Harry here. Over the past few weeks, our staff here at RSG has been taking an in-depth look at Uber’s upfront pricing. Honestly, I’m surprised this hasn’t become a larger issue nationally, but I think part of the reason why is because the details of the program are so confusing.
But if you’ve been following our articles, you already know that Uber’s upfront pricing pays drivers correctly based off miles/time driven, but they are still over-estimating the upfront prices for passengers and thus overcharging riders. Since we wrote out first article on the topic, dozens of drivers have e-mailed us with similar experiences and, for now, we’ve found a way to ensure you get paid most of what the rider pays. This strategy might be controversial to some, but it’s not about trying to overcharge riders – it’s about ensuring that you are paid 75% (or 80% if you are on the old commission structure) of what the passenger pays on every single ride.
There’s a pretty easy way to “beat the system” when it comes to Uber’s new upfront pricing. But first let’s talk about what fixed price fares are and why some drivers think they are another example of how rideshare companies (especially Uber) are lining their own pockets at the expense of the drivers.

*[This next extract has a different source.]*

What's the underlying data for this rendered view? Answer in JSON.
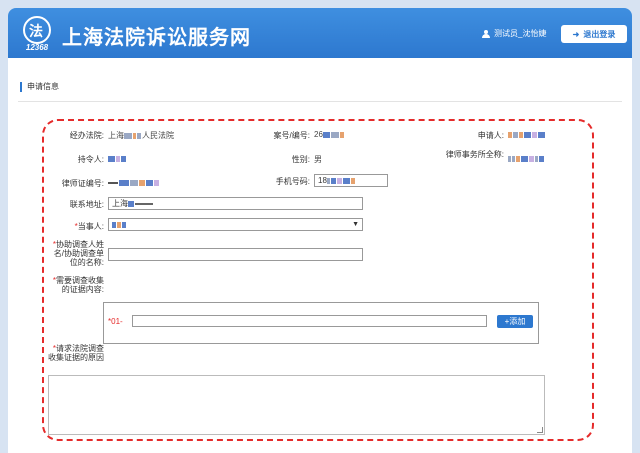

In the past, Uber would give passengers an estimate of their fare and then the final charge would be based off the exact mileage and time. But these days, Uber and now Lyft require passengers to enter a destination, and then they quote the passenger a fixed upfront price. The upfront price is based on Uber’s best estimate of traffic, time and mileage, but there’s a problem.